Additionally these guys knew that someone was blocking communications with the space station (and now they couldn't contact it al all) and then a ship shows up acting suspiciously! Come on, if the writers hadn't mentioned the existence of such a regulation they might have gotten away with it (ie. if no one had reminded Kirk!), but they oversold it so well there is just no excuse for Kirk's inaction.
I wouldn't say so. Most importantly, the regulation quoted at Kirk is in-context most likely written to apply to non-Starfleet
vessels. It would be very weird for Starfleet to have protocols in place requiring its own
vessels to be preparing to go to guns on each other in any remotely suspect circumstance, as that would be a recipe for unnecessary disasters. (I hate resorting to speculation but this one seems reasonably sound to me.)
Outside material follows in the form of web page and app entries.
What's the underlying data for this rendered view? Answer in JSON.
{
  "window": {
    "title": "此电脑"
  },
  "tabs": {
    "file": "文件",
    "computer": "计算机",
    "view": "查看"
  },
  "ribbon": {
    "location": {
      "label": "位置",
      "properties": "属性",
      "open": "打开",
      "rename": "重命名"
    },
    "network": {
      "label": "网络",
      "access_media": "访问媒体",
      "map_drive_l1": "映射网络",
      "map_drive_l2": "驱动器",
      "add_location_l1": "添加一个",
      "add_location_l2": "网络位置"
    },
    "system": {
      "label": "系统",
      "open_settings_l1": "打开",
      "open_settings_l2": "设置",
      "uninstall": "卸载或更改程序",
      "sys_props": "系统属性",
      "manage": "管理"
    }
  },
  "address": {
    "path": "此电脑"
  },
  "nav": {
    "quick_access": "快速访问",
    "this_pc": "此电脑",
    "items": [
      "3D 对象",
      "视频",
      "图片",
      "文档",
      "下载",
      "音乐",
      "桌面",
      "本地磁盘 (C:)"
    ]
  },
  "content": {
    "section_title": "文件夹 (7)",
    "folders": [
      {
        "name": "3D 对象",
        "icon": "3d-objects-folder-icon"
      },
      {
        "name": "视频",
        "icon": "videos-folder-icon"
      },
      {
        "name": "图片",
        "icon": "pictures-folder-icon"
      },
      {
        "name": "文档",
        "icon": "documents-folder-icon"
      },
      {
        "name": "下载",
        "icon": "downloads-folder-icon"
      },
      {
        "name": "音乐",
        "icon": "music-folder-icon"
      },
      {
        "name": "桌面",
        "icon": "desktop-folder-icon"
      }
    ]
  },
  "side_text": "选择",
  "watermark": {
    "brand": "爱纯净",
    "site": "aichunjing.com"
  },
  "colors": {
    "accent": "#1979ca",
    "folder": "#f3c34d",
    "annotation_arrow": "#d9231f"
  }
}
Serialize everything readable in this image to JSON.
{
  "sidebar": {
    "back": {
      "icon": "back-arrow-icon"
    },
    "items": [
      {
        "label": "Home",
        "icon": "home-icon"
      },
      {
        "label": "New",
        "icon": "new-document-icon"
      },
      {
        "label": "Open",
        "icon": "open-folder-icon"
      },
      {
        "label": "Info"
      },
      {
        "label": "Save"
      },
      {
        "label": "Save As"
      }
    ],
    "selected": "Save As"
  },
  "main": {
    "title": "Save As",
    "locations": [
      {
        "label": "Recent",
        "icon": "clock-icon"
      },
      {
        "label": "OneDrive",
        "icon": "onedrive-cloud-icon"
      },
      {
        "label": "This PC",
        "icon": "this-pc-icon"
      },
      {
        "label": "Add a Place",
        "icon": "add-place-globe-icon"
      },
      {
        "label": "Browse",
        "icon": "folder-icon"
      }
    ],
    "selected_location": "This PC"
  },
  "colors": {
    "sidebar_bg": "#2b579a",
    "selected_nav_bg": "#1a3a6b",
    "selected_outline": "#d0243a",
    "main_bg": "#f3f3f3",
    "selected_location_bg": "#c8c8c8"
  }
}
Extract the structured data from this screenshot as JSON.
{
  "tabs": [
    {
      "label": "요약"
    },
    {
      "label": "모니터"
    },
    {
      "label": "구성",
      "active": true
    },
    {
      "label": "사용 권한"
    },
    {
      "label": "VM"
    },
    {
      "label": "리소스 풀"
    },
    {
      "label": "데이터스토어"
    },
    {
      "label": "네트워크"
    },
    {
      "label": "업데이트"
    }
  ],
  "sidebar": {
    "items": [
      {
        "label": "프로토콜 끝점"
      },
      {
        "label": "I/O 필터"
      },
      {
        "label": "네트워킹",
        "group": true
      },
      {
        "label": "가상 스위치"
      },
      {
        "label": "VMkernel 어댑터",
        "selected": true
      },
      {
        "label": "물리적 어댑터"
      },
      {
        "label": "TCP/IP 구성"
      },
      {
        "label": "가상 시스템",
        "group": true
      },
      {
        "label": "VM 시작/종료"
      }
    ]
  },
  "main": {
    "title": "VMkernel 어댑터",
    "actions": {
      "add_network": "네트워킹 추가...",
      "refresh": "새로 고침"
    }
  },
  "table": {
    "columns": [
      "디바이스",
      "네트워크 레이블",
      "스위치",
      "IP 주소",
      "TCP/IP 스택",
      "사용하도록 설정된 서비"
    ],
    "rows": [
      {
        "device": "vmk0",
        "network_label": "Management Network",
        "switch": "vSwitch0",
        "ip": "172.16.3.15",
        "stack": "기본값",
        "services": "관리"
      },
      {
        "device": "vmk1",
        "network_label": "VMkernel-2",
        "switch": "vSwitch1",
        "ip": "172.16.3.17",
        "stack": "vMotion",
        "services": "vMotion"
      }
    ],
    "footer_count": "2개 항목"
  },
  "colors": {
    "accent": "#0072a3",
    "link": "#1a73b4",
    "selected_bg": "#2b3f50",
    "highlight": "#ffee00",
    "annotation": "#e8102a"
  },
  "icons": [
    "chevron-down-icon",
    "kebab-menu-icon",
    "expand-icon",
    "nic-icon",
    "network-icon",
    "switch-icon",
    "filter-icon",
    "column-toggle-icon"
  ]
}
Given this, acting as though it is totally inexcusable for him to be wary of applying this regulation -- and wary of leaping to conclusions about the situation in general, and generally unwilling to assume that a fellow Starfleet vessel would fire on him -- just doesn't make sense. Especially since we have seen Starfleet officers go the extra parsec to give each other the benefit of the doubt on the show previously, at considerable risk to their own vessels. That's why the Enterprise wasn't blown up during the disastrous wargame exercise depicted in... "The Ultimate Computer"? The one with Dyson and the M-5. (If anything is suspect in the scene it's that Khan, whose inexperience is later a plot point, seems to know and exploit this element of Starfleet psychology more surely than he should. "We are one big happy Fleet!")
Combine that with the fact that the "coil emissions" and shield-raising business all happens in very rapid sequence... again it's obviously a bad mistake, but it isn't rising to the level of inexplicability Saito seems to be alleging. At least not for me. It really does seem to me to be a species of overconfidence; not in the sense that he's not puzzled by the situation, he is, but in that he's so used to ignoring regulations in favour of his own instincts that he doesn't even realize his instincts might not be as sharp as they were.
(EDIT: I think Ryan Britt
put it nicely:
Ryan Britt wrote:
One of the reasons we all [sic] love The Wrath of Khan so much is because it’s truly the first time James Kirk admits what an asshole he’s been his whole life. All of his arrogant mistakes come to bite him in the ass in this story; culminating in a scene in which Kirk sits around having a drink with his estranged son, lamenting how screwed up his life is. Wrath also finds Kirk saying “I did nothing!” in response to Sulu’s praise of everyone narrowly avoiding death. Here, we realize Kirk has adopted a fake-it-until-you-make-it philosophy his entire life, and once he is no longer a young man, this freaks him out big time.
Basically a useful test is to translate a situation like this into a real-world analogue, especially in a Trek movie that's clearly based on a war movie setting. What level of suspiciousness would it take to get the skipper of an American nuclear submarine to conclude that one of his own vessels is a threat, plot a firing solution on it and flood his tubes in preparation to shoot it? Even in a situation of several suspicious-looking coincidences, at what point would he go to red alert and go to battle stations against one of his own vessels? I don't care what the circumstances are, crossing that Rubicon would be far from a simple decision. And in essence TWOK plays a parallel version of those kinds of uncertainties, and for once has Kirk choose wrong.